When the reentry happens, the rocket stage will break up in the atmosphere and any surviving parts that have not burned up completely will rain down along the ground path along a very long stretch of earth: the area where fragments fall down can be hundreds of kilometers long.
The diagram in the very top of this post gives reentry predictions. I will update it every time I run a new prediction. Below are the same predictions in table form. They are based on modelling of the orbital evolution in the General Mission Analysis Tool (GMAT).

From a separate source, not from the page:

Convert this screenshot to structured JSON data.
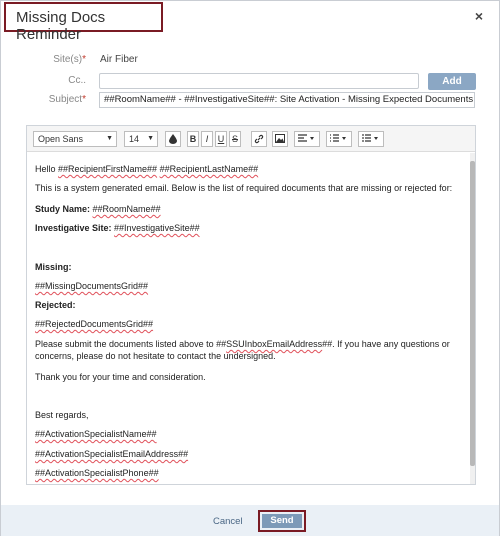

Modelling is done for a mass of 17 tons (note that the true dry mass of the rocket stage is a bit uncertain: quoted values range between 17 and 22 tons, depending on the source) and with a drag surface at 60% of the maximum surface, as I have found that this generally fits well with tumbling rocket stages (which as a result of the tumbling have a variable drag surface).
Each new prediction is based on a new orbital update from CSpOC. The MSISE90 model atmosphere is used, with past, current and estimated future Space Weather.
Note that these predicted reentry times are nominal values only. PLEASE NOTE THE VERY LARGE UNCERTAINTY IN THESE TIMES!
The uncertainty margins shown are calculated as 20% of the time between the orbital epoch on which the prediction is based, and the predicted reentry time.
Note that the nominal position shown is only nominal: it is for the center of the uncertainty interval, but as long as the uncertainties in the reentry time measure in the hours, it is basically meaningless.
DATE *NOMINAL* TIME (issued) (*nominal* position)
8 May 19:23 UT +- 22 hr (May 4.22)
8 May 21:23 UT +- 21 hr (May 4.46)
8 May 20:40 UT +- 21 hr (May 4.53)
8 May 19:41 UT +- 20 hr (May 4.59)
8 May 20:46 UT +- 18 hr (May 5.08)
8 May 21:36 UT +- 18 hr (May 5.20)
8 May 21:18 UT +- 16 hr (May 5.51)
9 May 00:10 UT +- 16 hr (May 5.58)
9 May 04:40 UT +- 13 hr (May 6.50)
9 May 03:52 UT +- 10 hr (May 7.18)
9 May 04:01 UT +- 9 hr (May 7.36)
9 May 03:36 UT +- 5 hr (May 8.17)
9 May 03:10 UT +- 3.5 hr (May 8.40) (07 N 108 W)
9 May 03:11 UT +- 1.8 hr (May 8.77) (11 N 103 W)
9 May 02:54 UT +- 1.3 hr (May 8.86) (31 S 155 W)
Uncertainties in the predicted reentry times will remain very large untill very shortly before the actual reentry.
|click map to enlarge|
Within the 2 hour wide uncertainty window of the current CSpOC TIP (9 May 2:04 UT +- 1 hr), which no doubt is more reliable than my amateurish efforts, the rocket stage can come down anywhere on the lines drawn in the map above (the lines show the rocket's trajectory over the uncertainty window). Within the risk window, the trajectory runs over central America, southern Europe, Arabia and the southern tips of Australia. China itself now appears to be out of the risk zone, ironically enough. The nominal point (but: with such a wide uncertainty that it is still basically meaningless!!!) is over Spain
The yellow dots in the map are those cities with populations of a million or more between 41.5 N and 41.5 S.
Other sources of predictions:
(note how all of these give somewhat differing forecasts: which shows you how difficult these reentry forecasts are!)
I will update this post with new data when I have the opportunity.